** Opening EXTRACTED INFORMATION block **
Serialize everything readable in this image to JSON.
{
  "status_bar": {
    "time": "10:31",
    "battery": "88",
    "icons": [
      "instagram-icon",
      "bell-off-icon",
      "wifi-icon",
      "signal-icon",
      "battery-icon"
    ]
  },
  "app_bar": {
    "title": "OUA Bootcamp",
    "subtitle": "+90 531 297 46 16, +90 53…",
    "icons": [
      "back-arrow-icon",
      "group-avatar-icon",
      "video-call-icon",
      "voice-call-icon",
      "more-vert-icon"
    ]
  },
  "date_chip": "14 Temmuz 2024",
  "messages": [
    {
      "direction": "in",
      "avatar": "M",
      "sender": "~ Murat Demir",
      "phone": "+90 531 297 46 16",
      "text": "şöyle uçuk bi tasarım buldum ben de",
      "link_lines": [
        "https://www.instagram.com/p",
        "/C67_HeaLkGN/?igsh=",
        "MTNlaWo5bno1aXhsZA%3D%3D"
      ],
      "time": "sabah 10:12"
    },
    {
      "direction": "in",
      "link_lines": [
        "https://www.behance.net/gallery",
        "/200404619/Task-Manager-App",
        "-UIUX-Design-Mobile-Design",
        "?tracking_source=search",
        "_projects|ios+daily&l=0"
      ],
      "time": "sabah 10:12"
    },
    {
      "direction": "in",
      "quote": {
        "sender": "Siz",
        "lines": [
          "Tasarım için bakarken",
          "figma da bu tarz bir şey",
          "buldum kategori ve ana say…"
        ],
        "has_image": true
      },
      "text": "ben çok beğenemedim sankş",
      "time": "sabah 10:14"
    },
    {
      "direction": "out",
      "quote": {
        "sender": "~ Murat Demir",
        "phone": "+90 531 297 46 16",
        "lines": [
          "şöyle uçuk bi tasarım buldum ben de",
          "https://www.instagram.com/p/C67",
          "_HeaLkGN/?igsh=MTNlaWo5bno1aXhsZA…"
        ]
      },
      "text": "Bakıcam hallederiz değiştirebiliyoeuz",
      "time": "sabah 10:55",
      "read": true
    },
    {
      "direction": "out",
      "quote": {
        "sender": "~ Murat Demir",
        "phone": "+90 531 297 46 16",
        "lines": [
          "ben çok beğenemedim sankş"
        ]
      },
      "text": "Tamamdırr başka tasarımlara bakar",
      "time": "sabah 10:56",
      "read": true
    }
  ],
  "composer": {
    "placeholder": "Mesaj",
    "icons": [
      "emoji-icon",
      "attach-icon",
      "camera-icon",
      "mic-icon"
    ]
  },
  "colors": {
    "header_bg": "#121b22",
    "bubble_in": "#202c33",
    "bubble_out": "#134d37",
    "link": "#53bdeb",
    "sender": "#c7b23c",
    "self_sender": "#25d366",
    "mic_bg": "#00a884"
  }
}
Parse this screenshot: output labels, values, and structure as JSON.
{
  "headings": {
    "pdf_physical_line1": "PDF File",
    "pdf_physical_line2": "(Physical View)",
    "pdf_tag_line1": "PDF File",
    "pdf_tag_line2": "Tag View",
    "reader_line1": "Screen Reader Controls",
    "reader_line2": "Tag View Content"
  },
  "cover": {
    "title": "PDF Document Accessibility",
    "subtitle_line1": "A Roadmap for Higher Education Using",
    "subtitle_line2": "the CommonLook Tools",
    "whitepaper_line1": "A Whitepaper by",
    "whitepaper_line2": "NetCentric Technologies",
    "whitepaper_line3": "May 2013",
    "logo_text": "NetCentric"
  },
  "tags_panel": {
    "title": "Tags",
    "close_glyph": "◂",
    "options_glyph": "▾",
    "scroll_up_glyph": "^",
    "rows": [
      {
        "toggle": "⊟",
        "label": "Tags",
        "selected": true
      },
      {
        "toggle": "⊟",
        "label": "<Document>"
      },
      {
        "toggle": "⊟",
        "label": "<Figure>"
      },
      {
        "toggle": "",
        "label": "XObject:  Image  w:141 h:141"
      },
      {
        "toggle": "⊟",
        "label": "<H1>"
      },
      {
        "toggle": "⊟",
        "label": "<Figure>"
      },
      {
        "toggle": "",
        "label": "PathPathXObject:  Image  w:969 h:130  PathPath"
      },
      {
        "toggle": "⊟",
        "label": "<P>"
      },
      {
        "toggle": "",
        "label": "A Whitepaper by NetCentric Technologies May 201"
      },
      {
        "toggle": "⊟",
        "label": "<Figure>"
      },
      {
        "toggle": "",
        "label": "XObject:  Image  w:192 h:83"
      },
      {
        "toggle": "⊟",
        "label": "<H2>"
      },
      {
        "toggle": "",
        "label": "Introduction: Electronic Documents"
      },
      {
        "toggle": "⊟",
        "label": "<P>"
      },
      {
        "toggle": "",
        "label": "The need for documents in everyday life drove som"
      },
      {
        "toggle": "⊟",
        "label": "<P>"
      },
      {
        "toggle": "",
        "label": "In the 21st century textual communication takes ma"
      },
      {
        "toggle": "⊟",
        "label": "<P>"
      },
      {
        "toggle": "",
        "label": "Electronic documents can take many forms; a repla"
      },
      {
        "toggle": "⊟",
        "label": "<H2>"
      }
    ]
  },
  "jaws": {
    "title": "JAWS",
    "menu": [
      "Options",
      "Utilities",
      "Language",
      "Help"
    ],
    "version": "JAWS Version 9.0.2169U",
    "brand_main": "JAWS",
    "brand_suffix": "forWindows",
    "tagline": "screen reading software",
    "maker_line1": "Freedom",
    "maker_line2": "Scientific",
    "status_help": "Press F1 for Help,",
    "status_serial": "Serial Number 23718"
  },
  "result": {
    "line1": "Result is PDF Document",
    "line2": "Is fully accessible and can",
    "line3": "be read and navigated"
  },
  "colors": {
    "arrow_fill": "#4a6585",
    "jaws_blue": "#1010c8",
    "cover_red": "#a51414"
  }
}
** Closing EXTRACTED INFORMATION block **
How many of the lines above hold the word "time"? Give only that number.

**EXERCISE ANSWER**
6